**** INPUT
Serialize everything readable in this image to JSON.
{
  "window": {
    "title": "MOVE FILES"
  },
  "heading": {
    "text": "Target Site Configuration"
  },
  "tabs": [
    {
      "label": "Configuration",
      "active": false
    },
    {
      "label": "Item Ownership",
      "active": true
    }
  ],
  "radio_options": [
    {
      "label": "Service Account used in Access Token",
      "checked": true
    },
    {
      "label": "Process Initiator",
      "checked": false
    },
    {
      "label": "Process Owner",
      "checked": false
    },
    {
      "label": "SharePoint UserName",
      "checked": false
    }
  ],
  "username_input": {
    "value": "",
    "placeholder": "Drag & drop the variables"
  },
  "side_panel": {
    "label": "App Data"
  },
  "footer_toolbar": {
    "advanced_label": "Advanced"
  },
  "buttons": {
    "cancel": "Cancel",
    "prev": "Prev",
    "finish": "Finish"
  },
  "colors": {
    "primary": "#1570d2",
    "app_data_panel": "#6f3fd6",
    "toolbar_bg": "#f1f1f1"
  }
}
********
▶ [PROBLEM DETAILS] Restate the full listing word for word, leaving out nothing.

▶ [FINISHED TASK]
Serialize everything readable in this image to JSON.
{
  "window": {
    "title": "MOVE FILES"
  },
  "heading": {
    "text": "Target Site Configuration"
  },
  "tabs": [
    {
      "label": "Configuration",
      "active": false
    },
    {
      "label": "Item Ownership",
      "active": true
    }
  ],
  "radio_options": [
    {
      "label": "Service Account used in Access Token",
      "checked": true
    },
    {
      "label": "Process Initiator",
      "checked": false
    },
    {
      "label": "Process Owner",
      "checked": false
    },
    {
      "label": "SharePoint UserName",
      "checked": false
    }
  ],
  "username_input": {
    "value": "",
    "placeholder": "Drag & drop the variables"
  },
  "side_panel": {
    "label": "App Data"
  },
  "footer_toolbar": {
    "advanced_label": "Advanced"
  },
  "buttons": {
    "cancel": "Cancel",
    "prev": "Prev",
    "finish": "Finish"
  },
  "colors": {
    "primary": "#1570d2",
    "app_data_panel": "#6f3fd6",
    "toolbar_bg": "#f1f1f1"
  }
}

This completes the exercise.